Part of my problem with Dissonance was the pacing. It’s a long book. No getting around that. It’s a lot of pages with a lot of information and newish terms. Some of the stuff is very dense so it makes it hard to focus and pay attention. But that wasn’t the problem. The problem was that nothing seemed to be happening. It took about 3 quarters of reading before I was like, ‘oh, something just happened’. It made reading a struggle at times wish was disappointing. On the surface, the premise is really good, but all the buildup and background and unfamiliar words made it harder to get through.

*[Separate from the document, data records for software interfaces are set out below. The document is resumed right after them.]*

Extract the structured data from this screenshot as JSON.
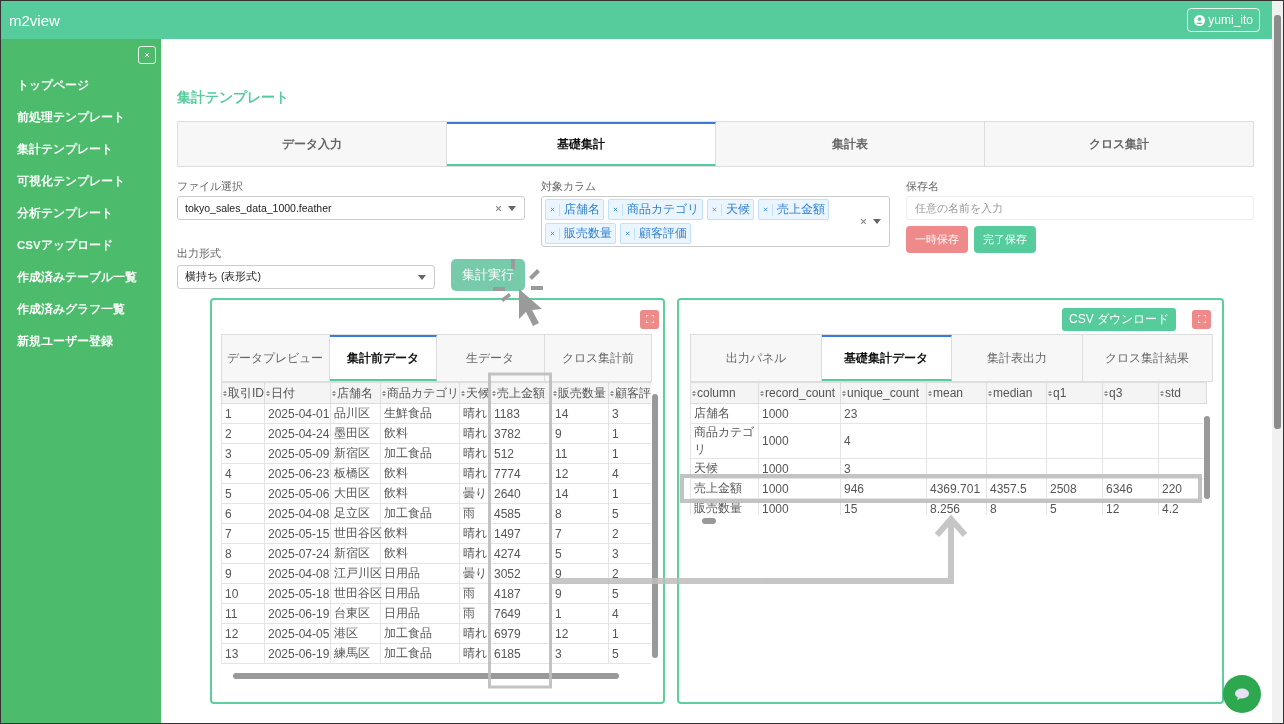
{
  "app": {
    "title": "m2view",
    "user": "yumi_ito"
  },
  "sidebar": {
    "items": [
      {
        "label": "トップページ"
      },
      {
        "label": "前処理テンプレート"
      },
      {
        "label": "集計テンプレート"
      },
      {
        "label": "可視化テンプレート"
      },
      {
        "label": "分析テンプレート"
      },
      {
        "label": "CSVアップロード"
      },
      {
        "label": "作成済みテーブル一覧"
      },
      {
        "label": "作成済みグラフ一覧"
      },
      {
        "label": "新規ユーザー登録"
      }
    ]
  },
  "page_title": "集計テンプレート",
  "tabs": [
    {
      "label": "データ入力",
      "selected": false
    },
    {
      "label": "基礎集計",
      "selected": true
    },
    {
      "label": "集計表",
      "selected": false
    },
    {
      "label": "クロス集計",
      "selected": false
    }
  ],
  "form": {
    "file": {
      "label": "ファイル選択",
      "value": "tokyo_sales_data_1000.feather"
    },
    "columns": {
      "label": "対象カラム",
      "tags": [
        "店舗名",
        "商品カテゴリ",
        "天候",
        "売上金額",
        "販売数量",
        "顧客評価"
      ]
    },
    "save_name": {
      "label": "保存名",
      "placeholder": "任意の名前を入力"
    },
    "buttons": [
      {
        "label": "一時保存",
        "kind": "danger"
      },
      {
        "label": "完了保存",
        "kind": "success"
      }
    ],
    "output_format": {
      "label": "出力形式",
      "value": "横持ち (表形式)"
    },
    "run_button": {
      "label": "集計実行",
      "disabled": true
    }
  },
  "left_panel": {
    "tabs": [
      {
        "label": "データプレビュー",
        "selected": false
      },
      {
        "label": "集計前データ",
        "selected": true
      },
      {
        "label": "生データ",
        "selected": false
      },
      {
        "label": "クロス集計前",
        "selected": false
      }
    ],
    "columns": [
      "取引ID",
      "日付",
      "店舗名",
      "商品カテゴリ",
      "天候",
      "売上金額",
      "販売数量",
      "顧客評"
    ],
    "rows": [
      [
        "1",
        "2025-04-01",
        "品川区",
        "生鮮食品",
        "晴れ",
        "1183",
        "14",
        "3"
      ],
      [
        "2",
        "2025-04-24",
        "墨田区",
        "飲料",
        "晴れ",
        "3782",
        "9",
        "1"
      ],
      [
        "3",
        "2025-05-09",
        "新宿区",
        "加工食品",
        "晴れ",
        "512",
        "11",
        "1"
      ],
      [
        "4",
        "2025-06-23",
        "板橋区",
        "飲料",
        "晴れ",
        "7774",
        "12",
        "4"
      ],
      [
        "5",
        "2025-05-06",
        "大田区",
        "飲料",
        "曇り",
        "2640",
        "14",
        "1"
      ],
      [
        "6",
        "2025-04-08",
        "足立区",
        "加工食品",
        "雨",
        "4585",
        "8",
        "5"
      ],
      [
        "7",
        "2025-05-15",
        "世田谷区",
        "飲料",
        "晴れ",
        "1497",
        "7",
        "2"
      ],
      [
        "8",
        "2025-07-24",
        "新宿区",
        "飲料",
        "晴れ",
        "4274",
        "5",
        "3"
      ],
      [
        "9",
        "2025-04-08",
        "江戸川区",
        "日用品",
        "曇り",
        "3052",
        "9",
        "2"
      ],
      [
        "10",
        "2025-05-18",
        "世田谷区",
        "日用品",
        "雨",
        "4187",
        "9",
        "5"
      ],
      [
        "11",
        "2025-06-19",
        "台東区",
        "日用品",
        "雨",
        "7649",
        "1",
        "4"
      ],
      [
        "12",
        "2025-04-05",
        "港区",
        "加工食品",
        "晴れ",
        "6979",
        "12",
        "1"
      ],
      [
        "13",
        "2025-06-19",
        "練馬区",
        "加工食品",
        "晴れ",
        "6185",
        "3",
        "5"
      ]
    ]
  },
  "right_panel": {
    "download_button": "CSV ダウンロード",
    "tabs": [
      {
        "label": "出力パネル",
        "selected": false
      },
      {
        "label": "基礎集計データ",
        "selected": true
      },
      {
        "label": "集計表出力",
        "selected": false
      },
      {
        "label": "クロス集計結果",
        "selected": false
      }
    ],
    "columns": [
      "column",
      "record_count",
      "unique_count",
      "mean",
      "median",
      "q1",
      "q3",
      "std"
    ],
    "rows": [
      [
        "店舗名",
        "1000",
        "23",
        "",
        "",
        "",
        "",
        ""
      ],
      [
        "商品カテゴリ",
        "1000",
        "4",
        "",
        "",
        "",
        "",
        ""
      ],
      [
        "天候",
        "1000",
        "3",
        "",
        "",
        "",
        "",
        ""
      ],
      [
        "売上金額",
        "1000",
        "946",
        "4369.701",
        "4357.5",
        "2508",
        "6346",
        "220"
      ],
      [
        "販売数量",
        "1000",
        "15",
        "8.256",
        "8",
        "5",
        "12",
        "4.2"
      ]
    ]
  }
}
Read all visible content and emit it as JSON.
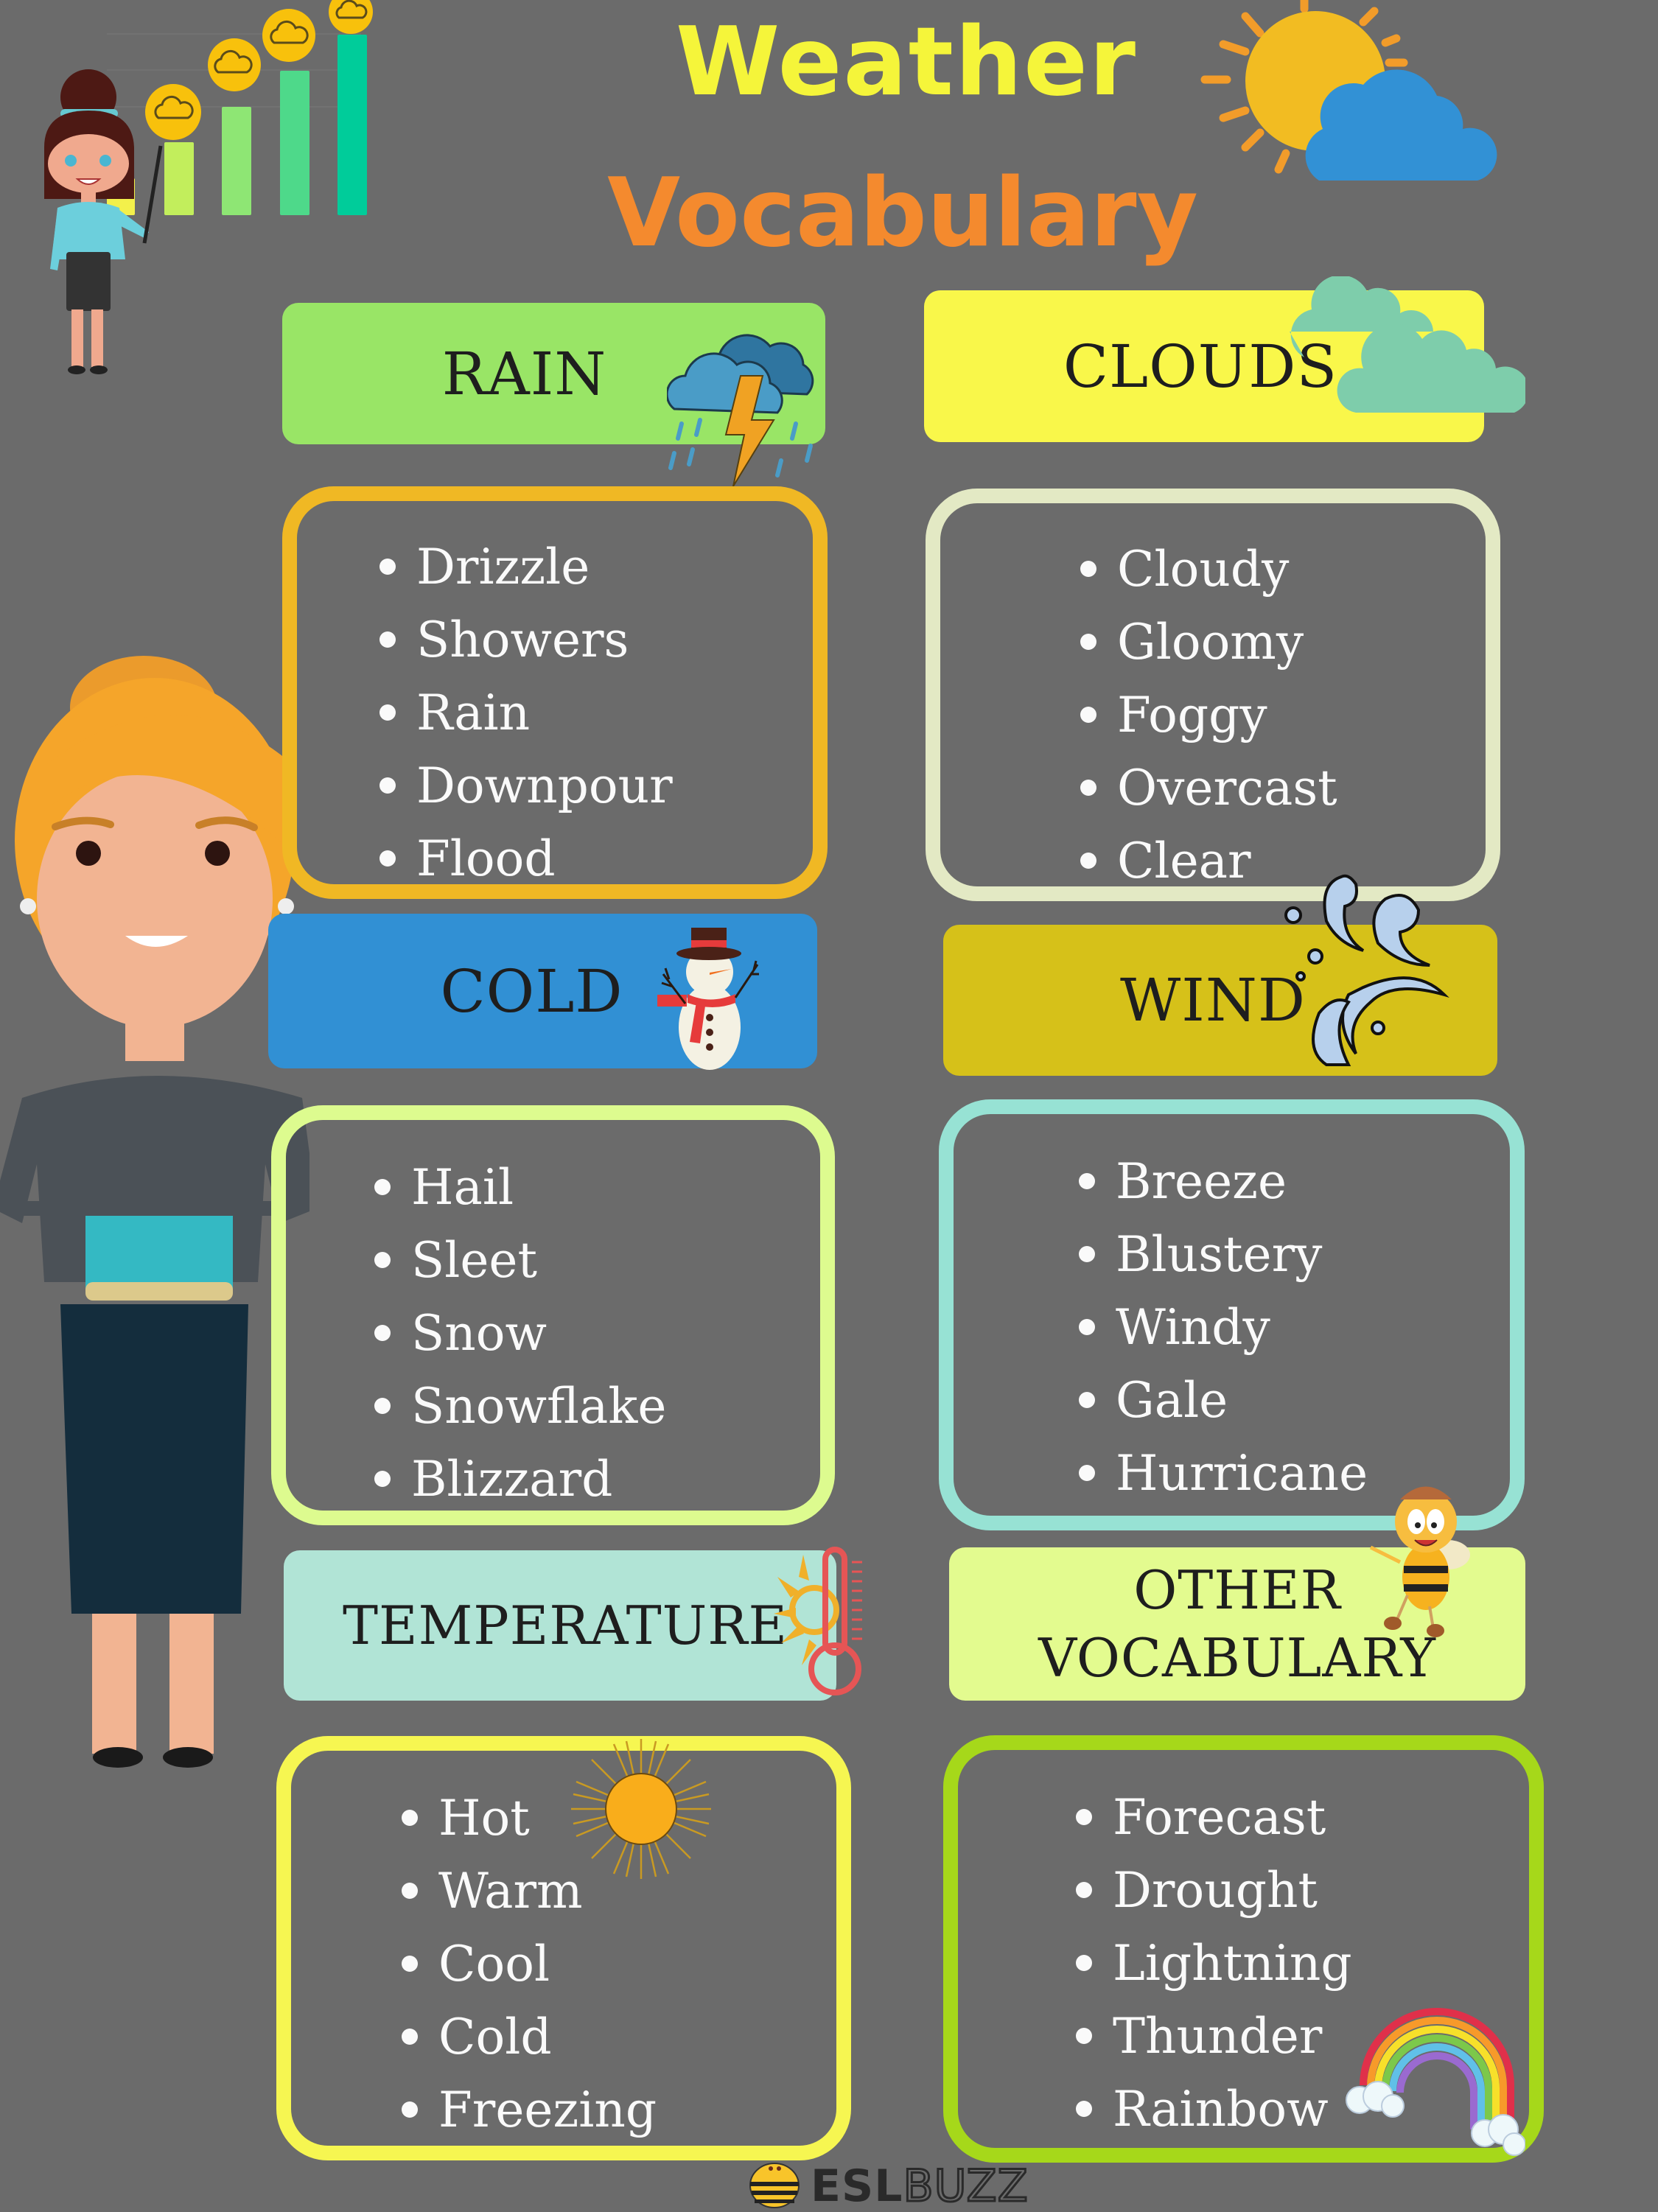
{
  "title": {
    "line1": "Weather",
    "line2": "Vocabulary"
  },
  "colors": {
    "background": "#6b6b6b",
    "title_line1": "#f5f53a",
    "title_line2": "#f48a2e"
  },
  "sections": [
    {
      "id": "rain",
      "heading": "RAIN",
      "heading_color": "#99e566",
      "border_color": "#f0b824",
      "icon": "storm-cloud-lightning-icon",
      "items": [
        "Drizzle",
        "Showers",
        "Rain",
        "Downpour",
        "Flood"
      ]
    },
    {
      "id": "clouds",
      "heading": "CLOUDS",
      "heading_color": "#f9f74a",
      "border_color": "#e3e9c4",
      "icon": "cloud-icon",
      "items": [
        "Cloudy",
        "Gloomy",
        "Foggy",
        "Overcast",
        "Clear"
      ]
    },
    {
      "id": "cold",
      "heading": "COLD",
      "heading_color": "#3190d4",
      "border_color": "#ddfb8f",
      "icon": "snowman-icon",
      "items": [
        "Hail",
        "Sleet",
        "Snow",
        "Snowflake",
        "Blizzard"
      ]
    },
    {
      "id": "wind",
      "heading": "WIND",
      "heading_color": "#d6c119",
      "border_color": "#97e2d4",
      "icon": "wind-gust-icon",
      "items": [
        "Breeze",
        "Blustery",
        "Windy",
        "Gale",
        "Hurricane"
      ]
    },
    {
      "id": "temperature",
      "heading": "TEMPERATURE",
      "heading_color": "#b1e4d6",
      "border_color": "#f6f651",
      "icon": "thermometer-sun-icon",
      "items": [
        "Hot",
        "Warm",
        "Cool",
        "Cold",
        "Freezing"
      ]
    },
    {
      "id": "other",
      "heading_line1": "OTHER",
      "heading_line2": "VOCABULARY",
      "heading_color": "#e3fb8f",
      "border_color": "#a6d81a",
      "icon": "bee-mascot-icon",
      "items": [
        "Forecast",
        "Drought",
        "Lightning",
        "Thunder",
        "Rainbow"
      ]
    }
  ],
  "decor": {
    "top_left": "teacher-with-bar-chart-illustration",
    "top_right": "sun-behind-cloud-icon",
    "left": "teacher-holding-book-illustration",
    "temperature_box": "sun-icon",
    "other_box": "rainbow-icon"
  },
  "footer": {
    "logo_bold": "ESL",
    "logo_outline": "BUZZ"
  }
}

Not that the whole book was bad. There were some really strong parts. The interwoven story of the characters was a part that I really enjoyed along with the different family dynamics. Del’s family was interesting. Addie was a know-it-all, and her parents were workaholics, and her grandfather was somewhere there kind of holding the family together in a way. The way that this dynamic reshaped and changed as the story progressed was a really good part. And when things started to happen, they really started to happen. Whether it was Simon, Del’s crush, and his evolving part in Del’s life or the mystery surrounding the instability in all the worlds, things definitely sped up. Enough to make me want to continue on with the series? That remains to be seen.